▶ _Directions_: Supply the number of lines in the data below that hold "value", and let that number be the whole answer.

------ Materials provided

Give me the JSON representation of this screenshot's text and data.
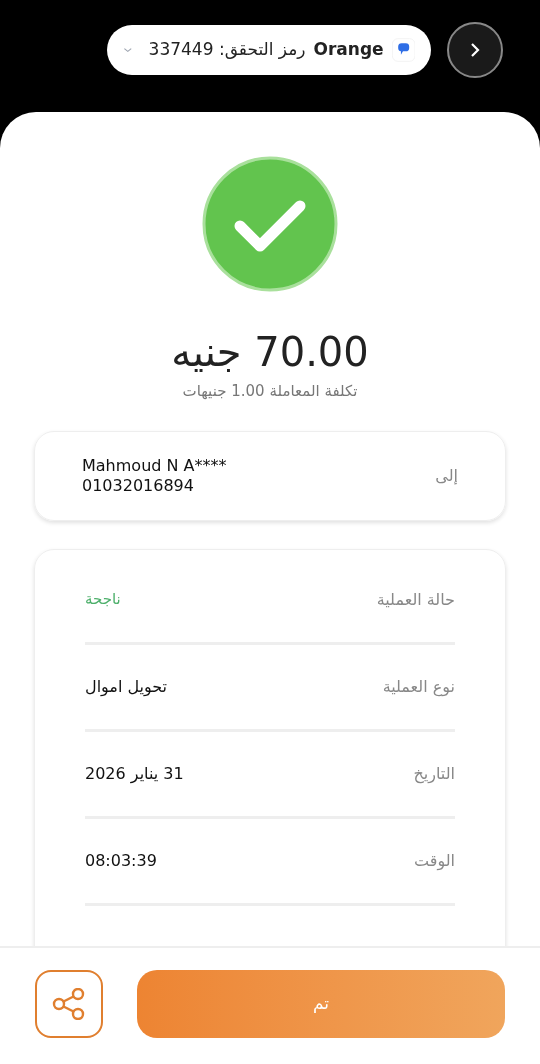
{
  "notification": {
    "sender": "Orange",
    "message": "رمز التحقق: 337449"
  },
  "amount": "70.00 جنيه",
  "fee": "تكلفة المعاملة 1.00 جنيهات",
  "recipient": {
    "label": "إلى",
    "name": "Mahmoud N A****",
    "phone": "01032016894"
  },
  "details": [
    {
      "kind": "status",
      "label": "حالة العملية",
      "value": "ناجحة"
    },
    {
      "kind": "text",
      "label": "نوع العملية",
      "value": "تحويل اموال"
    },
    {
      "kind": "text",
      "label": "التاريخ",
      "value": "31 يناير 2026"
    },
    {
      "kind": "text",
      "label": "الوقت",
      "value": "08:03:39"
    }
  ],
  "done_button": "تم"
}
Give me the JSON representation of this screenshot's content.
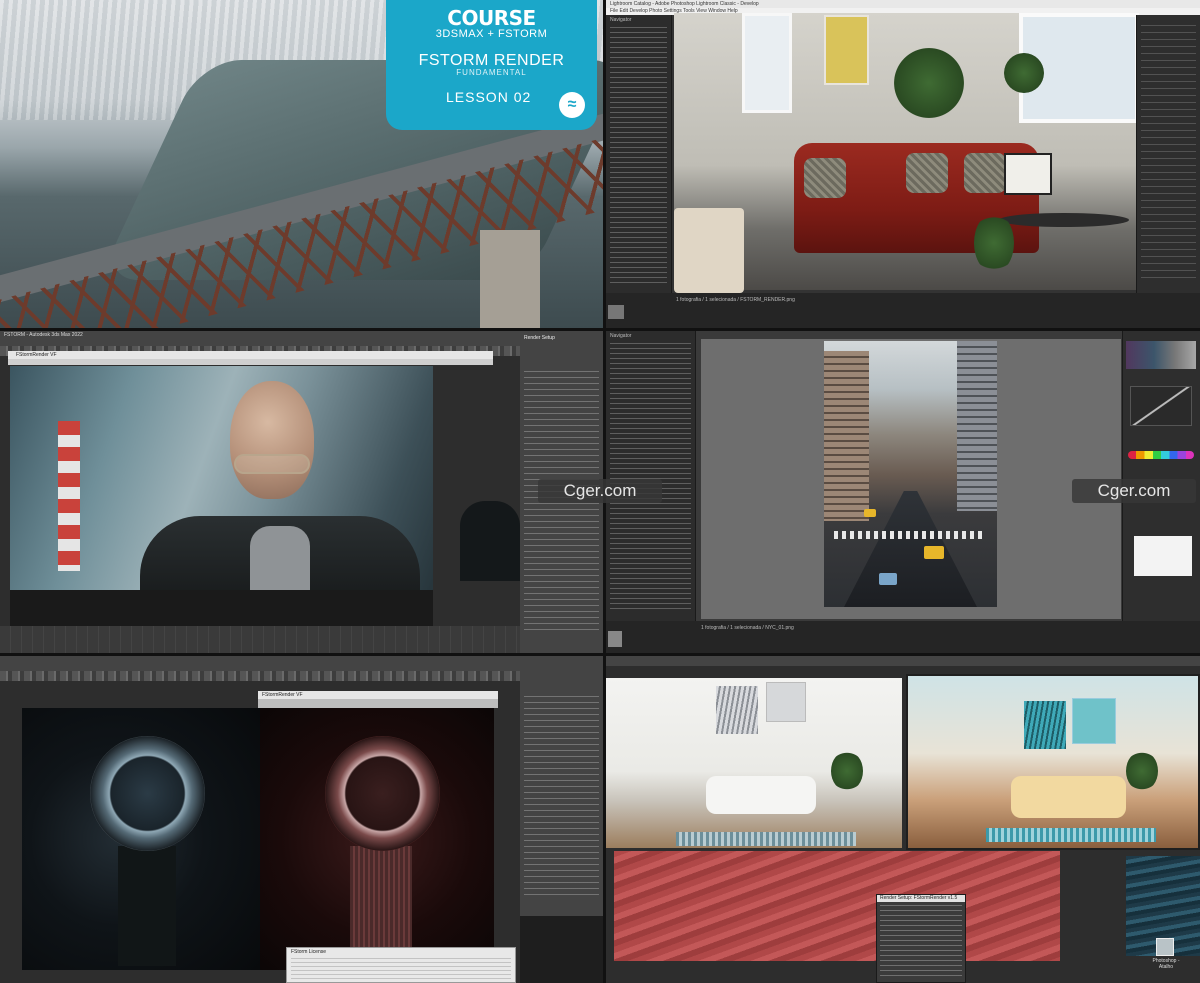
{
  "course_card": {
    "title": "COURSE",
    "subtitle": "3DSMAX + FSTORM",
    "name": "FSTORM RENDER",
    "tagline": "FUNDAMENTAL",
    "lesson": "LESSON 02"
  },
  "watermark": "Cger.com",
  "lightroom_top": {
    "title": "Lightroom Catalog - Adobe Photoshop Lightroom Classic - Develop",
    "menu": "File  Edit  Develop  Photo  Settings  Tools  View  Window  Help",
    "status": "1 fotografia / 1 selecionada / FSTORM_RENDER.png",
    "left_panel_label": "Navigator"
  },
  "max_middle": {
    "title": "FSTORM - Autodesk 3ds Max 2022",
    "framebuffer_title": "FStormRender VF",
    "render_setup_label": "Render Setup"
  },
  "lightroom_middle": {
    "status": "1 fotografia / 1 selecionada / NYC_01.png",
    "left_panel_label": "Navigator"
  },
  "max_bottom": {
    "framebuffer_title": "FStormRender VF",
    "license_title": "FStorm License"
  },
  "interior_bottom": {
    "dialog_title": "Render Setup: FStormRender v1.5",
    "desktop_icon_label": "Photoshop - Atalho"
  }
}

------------
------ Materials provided

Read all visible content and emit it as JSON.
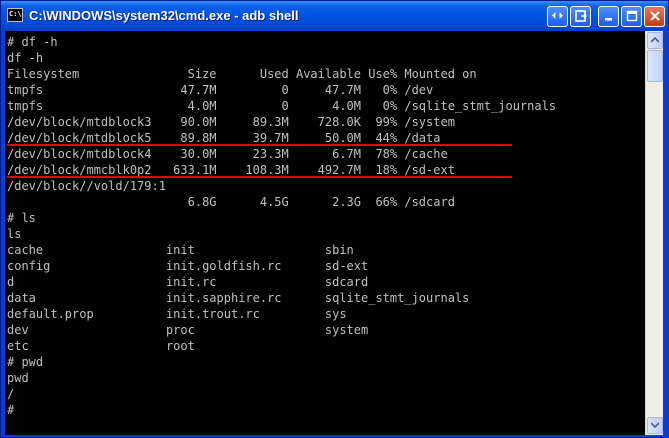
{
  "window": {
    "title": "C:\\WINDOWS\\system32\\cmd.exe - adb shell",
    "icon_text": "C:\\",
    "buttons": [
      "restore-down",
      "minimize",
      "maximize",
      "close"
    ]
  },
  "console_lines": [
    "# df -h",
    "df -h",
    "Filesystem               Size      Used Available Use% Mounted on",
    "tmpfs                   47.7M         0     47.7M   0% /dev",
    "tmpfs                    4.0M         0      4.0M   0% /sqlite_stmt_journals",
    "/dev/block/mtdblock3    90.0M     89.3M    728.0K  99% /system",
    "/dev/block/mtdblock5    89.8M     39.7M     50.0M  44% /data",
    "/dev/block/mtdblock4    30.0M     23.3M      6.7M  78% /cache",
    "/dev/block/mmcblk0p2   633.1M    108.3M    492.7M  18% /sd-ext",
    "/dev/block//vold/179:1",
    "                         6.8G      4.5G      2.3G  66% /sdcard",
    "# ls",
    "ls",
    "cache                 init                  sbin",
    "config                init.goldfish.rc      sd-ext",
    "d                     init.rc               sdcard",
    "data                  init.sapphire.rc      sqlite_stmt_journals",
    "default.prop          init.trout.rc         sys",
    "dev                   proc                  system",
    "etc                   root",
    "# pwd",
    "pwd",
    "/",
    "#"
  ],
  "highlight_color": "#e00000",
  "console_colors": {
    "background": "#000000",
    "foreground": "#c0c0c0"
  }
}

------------

▶ _Result of this exercise_: 4